(WORK TO COMPLETE): Please reproduce every entry, keeping each one exact.

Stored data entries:
* * * * * * * * *

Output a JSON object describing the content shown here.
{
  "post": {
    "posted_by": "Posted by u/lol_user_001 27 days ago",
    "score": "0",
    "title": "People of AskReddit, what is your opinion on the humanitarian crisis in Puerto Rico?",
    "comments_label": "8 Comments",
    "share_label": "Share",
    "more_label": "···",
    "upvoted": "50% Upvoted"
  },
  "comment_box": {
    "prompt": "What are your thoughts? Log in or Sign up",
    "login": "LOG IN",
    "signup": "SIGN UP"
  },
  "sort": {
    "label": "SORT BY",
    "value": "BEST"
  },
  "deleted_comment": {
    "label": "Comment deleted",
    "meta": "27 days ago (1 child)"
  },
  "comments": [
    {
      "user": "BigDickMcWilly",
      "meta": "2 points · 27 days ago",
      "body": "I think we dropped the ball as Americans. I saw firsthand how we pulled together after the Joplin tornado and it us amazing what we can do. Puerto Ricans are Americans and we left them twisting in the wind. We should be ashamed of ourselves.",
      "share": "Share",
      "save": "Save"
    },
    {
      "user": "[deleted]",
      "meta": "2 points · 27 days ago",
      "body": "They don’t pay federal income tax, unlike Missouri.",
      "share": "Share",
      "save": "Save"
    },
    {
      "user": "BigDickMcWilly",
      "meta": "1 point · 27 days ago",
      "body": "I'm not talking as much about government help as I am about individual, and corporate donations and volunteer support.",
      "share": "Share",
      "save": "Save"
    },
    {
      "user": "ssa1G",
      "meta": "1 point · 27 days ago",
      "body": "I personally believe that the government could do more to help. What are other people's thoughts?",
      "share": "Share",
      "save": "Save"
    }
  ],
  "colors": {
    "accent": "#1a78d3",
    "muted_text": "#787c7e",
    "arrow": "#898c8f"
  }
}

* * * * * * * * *

(TASK RESULT):
Output a JSON object describing the content shown here.
{
  "post": {
    "posted_by": "Posted by u/lol_user_001 27 days ago",
    "score": "0",
    "title": "People of AskReddit, what is your opinion on the humanitarian crisis in Puerto Rico?",
    "comments_label": "8 Comments",
    "share_label": "Share",
    "more_label": "···",
    "upvoted": "50% Upvoted"
  },
  "comment_box": {
    "prompt": "What are your thoughts? Log in or Sign up",
    "login": "LOG IN",
    "signup": "SIGN UP"
  },
  "sort": {
    "label": "SORT BY",
    "value": "BEST"
  },
  "deleted_comment": {
    "label": "Comment deleted",
    "meta": "27 days ago (1 child)"
  },
  "comments": [
    {
      "user": "BigDickMcWilly",
      "meta": "2 points · 27 days ago",
      "body": "I think we dropped the ball as Americans. I saw firsthand how we pulled together after the Joplin tornado and it us amazing what we can do. Puerto Ricans are Americans and we left them twisting in the wind. We should be ashamed of ourselves.",
      "share": "Share",
      "save": "Save"
    },
    {
      "user": "[deleted]",
      "meta": "2 points · 27 days ago",
      "body": "They don’t pay federal income tax, unlike Missouri.",
      "share": "Share",
      "save": "Save"
    },
    {
      "user": "BigDickMcWilly",
      "meta": "1 point · 27 days ago",
      "body": "I'm not talking as much about government help as I am about individual, and corporate donations and volunteer support.",
      "share": "Share",
      "save": "Save"
    },
    {
      "user": "ssa1G",
      "meta": "1 point · 27 days ago",
      "body": "I personally believe that the government could do more to help. What are other people's thoughts?",
      "share": "Share",
      "save": "Save"
    }
  ],
  "colors": {
    "accent": "#1a78d3",
    "muted_text": "#787c7e",
    "arrow": "#898c8f"
  }
}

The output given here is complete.